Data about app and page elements
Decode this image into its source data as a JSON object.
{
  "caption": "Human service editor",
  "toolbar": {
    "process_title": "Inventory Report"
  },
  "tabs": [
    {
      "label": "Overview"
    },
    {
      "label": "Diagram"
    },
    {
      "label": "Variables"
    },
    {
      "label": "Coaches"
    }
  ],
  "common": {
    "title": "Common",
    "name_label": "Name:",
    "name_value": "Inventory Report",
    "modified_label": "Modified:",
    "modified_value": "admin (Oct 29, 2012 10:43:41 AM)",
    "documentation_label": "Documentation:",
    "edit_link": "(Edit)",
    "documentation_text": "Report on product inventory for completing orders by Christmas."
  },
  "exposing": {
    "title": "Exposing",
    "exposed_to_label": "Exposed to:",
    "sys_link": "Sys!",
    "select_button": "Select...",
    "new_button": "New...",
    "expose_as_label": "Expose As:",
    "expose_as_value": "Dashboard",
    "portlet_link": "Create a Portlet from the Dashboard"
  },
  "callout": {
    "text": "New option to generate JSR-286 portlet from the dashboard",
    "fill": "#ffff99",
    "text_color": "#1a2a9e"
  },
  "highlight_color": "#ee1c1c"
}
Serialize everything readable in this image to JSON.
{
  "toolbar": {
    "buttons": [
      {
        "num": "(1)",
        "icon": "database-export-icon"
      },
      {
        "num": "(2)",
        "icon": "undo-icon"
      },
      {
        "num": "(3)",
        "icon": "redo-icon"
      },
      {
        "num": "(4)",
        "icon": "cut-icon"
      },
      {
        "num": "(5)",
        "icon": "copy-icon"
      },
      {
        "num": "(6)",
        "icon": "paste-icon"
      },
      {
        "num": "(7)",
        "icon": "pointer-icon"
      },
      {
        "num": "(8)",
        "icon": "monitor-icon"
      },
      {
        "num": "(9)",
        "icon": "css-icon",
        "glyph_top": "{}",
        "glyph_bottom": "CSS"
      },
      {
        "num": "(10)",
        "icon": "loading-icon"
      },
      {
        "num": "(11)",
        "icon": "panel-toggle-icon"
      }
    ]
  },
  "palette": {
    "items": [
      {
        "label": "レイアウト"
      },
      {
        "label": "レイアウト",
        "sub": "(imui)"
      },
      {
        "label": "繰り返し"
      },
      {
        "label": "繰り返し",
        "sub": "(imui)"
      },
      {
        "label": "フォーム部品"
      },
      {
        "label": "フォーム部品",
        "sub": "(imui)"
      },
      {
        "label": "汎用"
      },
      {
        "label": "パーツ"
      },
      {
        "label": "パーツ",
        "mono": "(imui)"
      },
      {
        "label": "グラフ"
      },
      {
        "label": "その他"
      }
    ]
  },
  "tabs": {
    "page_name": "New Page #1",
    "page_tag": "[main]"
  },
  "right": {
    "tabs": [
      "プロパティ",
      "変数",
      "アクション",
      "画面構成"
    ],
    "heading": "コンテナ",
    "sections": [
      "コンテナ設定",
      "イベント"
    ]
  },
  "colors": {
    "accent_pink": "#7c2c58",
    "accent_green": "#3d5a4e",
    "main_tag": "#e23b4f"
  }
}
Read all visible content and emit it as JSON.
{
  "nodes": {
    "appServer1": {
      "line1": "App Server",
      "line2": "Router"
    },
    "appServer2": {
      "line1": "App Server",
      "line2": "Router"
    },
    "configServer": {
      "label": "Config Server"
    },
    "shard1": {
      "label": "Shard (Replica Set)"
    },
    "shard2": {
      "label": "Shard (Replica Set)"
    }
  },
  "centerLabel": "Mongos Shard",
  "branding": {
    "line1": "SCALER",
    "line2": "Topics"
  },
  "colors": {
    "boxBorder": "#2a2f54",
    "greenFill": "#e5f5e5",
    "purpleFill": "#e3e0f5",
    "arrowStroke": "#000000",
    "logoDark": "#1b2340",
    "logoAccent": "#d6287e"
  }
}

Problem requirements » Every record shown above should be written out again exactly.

Problem solution »
Decode this image into its source data as a JSON object.
{
  "caption": "Human service editor",
  "toolbar": {
    "process_title": "Inventory Report"
  },
  "tabs": [
    {
      "label": "Overview"
    },
    {
      "label": "Diagram"
    },
    {
      "label": "Variables"
    },
    {
      "label": "Coaches"
    }
  ],
  "common": {
    "title": "Common",
    "name_label": "Name:",
    "name_value": "Inventory Report",
    "modified_label": "Modified:",
    "modified_value": "admin (Oct 29, 2012 10:43:41 AM)",
    "documentation_label": "Documentation:",
    "edit_link": "(Edit)",
    "documentation_text": "Report on product inventory for completing orders by Christmas."
  },
  "exposing": {
    "title": "Exposing",
    "exposed_to_label": "Exposed to:",
    "sys_link": "Sys!",
    "select_button": "Select...",
    "new_button": "New...",
    "expose_as_label": "Expose As:",
    "expose_as_value": "Dashboard",
    "portlet_link": "Create a Portlet from the Dashboard"
  },
  "callout": {
    "text": "New option to generate JSR-286 portlet from the dashboard",
    "fill": "#ffff99",
    "text_color": "#1a2a9e"
  },
  "highlight_color": "#ee1c1c"
}
Serialize everything readable in this image to JSON.
{
  "toolbar": {
    "buttons": [
      {
        "num": "(1)",
        "icon": "database-export-icon"
      },
      {
        "num": "(2)",
        "icon": "undo-icon"
      },
      {
        "num": "(3)",
        "icon": "redo-icon"
      },
      {
        "num": "(4)",
        "icon": "cut-icon"
      },
      {
        "num": "(5)",
        "icon": "copy-icon"
      },
      {
        "num": "(6)",
        "icon": "paste-icon"
      },
      {
        "num": "(7)",
        "icon": "pointer-icon"
      },
      {
        "num": "(8)",
        "icon": "monitor-icon"
      },
      {
        "num": "(9)",
        "icon": "css-icon",
        "glyph_top": "{}",
        "glyph_bottom": "CSS"
      },
      {
        "num": "(10)",
        "icon": "loading-icon"
      },
      {
        "num": "(11)",
        "icon": "panel-toggle-icon"
      }
    ]
  },
  "palette": {
    "items": [
      {
        "label": "レイアウト"
      },
      {
        "label": "レイアウト",
        "sub": "(imui)"
      },
      {
        "label": "繰り返し"
      },
      {
        "label": "繰り返し",
        "sub": "(imui)"
      },
      {
        "label": "フォーム部品"
      },
      {
        "label": "フォーム部品",
        "sub": "(imui)"
      },
      {
        "label": "汎用"
      },
      {
        "label": "パーツ"
      },
      {
        "label": "パーツ",
        "mono": "(imui)"
      },
      {
        "label": "グラフ"
      },
      {
        "label": "その他"
      }
    ]
  },
  "tabs": {
    "page_name": "New Page #1",
    "page_tag": "[main]"
  },
  "right": {
    "tabs": [
      "プロパティ",
      "変数",
      "アクション",
      "画面構成"
    ],
    "heading": "コンテナ",
    "sections": [
      "コンテナ設定",
      "イベント"
    ]
  },
  "colors": {
    "accent_pink": "#7c2c58",
    "accent_green": "#3d5a4e",
    "main_tag": "#e23b4f"
  }
}
Read all visible content and emit it as JSON.
{
  "nodes": {
    "appServer1": {
      "line1": "App Server",
      "line2": "Router"
    },
    "appServer2": {
      "line1": "App Server",
      "line2": "Router"
    },
    "configServer": {
      "label": "Config Server"
    },
    "shard1": {
      "label": "Shard (Replica Set)"
    },
    "shard2": {
      "label": "Shard (Replica Set)"
    }
  },
  "centerLabel": "Mongos Shard",
  "branding": {
    "line1": "SCALER",
    "line2": "Topics"
  },
  "colors": {
    "boxBorder": "#2a2f54",
    "greenFill": "#e5f5e5",
    "purpleFill": "#e3e0f5",
    "arrowStroke": "#000000",
    "logoDark": "#1b2340",
    "logoAccent": "#d6287e"
  }
}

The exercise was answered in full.